▶ App and web page records:

-- -- --

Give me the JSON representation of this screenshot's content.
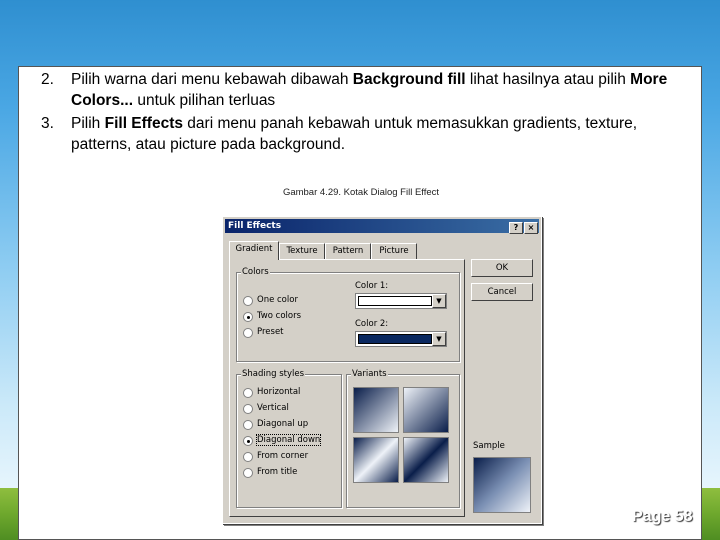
{
  "slide": {
    "items": [
      {
        "num": "2.",
        "parts": [
          "Pilih warna dari menu kebawah dibawah ",
          "Background fill",
          " lihat hasilnya atau pilih ",
          "More Colors...",
          " untuk pilihan terluas"
        ]
      },
      {
        "num": "3.",
        "parts": [
          "Pilih ",
          "Fill Effects",
          " dari menu panah kebawah untuk memasukkan gradients, texture, patterns, atau picture pada background."
        ]
      }
    ],
    "caption": "Gambar 4.29. Kotak Dialog Fill Effect",
    "page": "Page 58"
  },
  "dialog": {
    "title": "Fill Effects",
    "help_glyph": "?",
    "close_glyph": "×",
    "tabs": [
      "Gradient",
      "Texture",
      "Pattern",
      "Picture"
    ],
    "active_tab": "Gradient",
    "colors_group": "Colors",
    "color_options": [
      "One color",
      "Two colors",
      "Preset"
    ],
    "selected_color_option": "Two colors",
    "color1_label": "Color 1:",
    "color2_label": "Color 2:",
    "color1_value": "#ffffff",
    "color2_value": "#0a2860",
    "shading_group": "Shading styles",
    "shading_options": [
      "Horizontal",
      "Vertical",
      "Diagonal up",
      "Diagonal down",
      "From corner",
      "From title"
    ],
    "selected_shading": "Diagonal down",
    "variants_group": "Variants",
    "sample_label": "Sample",
    "ok_label": "OK",
    "cancel_label": "Cancel"
  }
}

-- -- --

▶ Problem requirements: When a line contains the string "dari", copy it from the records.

▶ Reply:
          "Pilih warna dari menu kebawah dibawah ",
          " dari menu panah kebawah untuk memasukkan gradients, texture, patterns, atau picture pada background."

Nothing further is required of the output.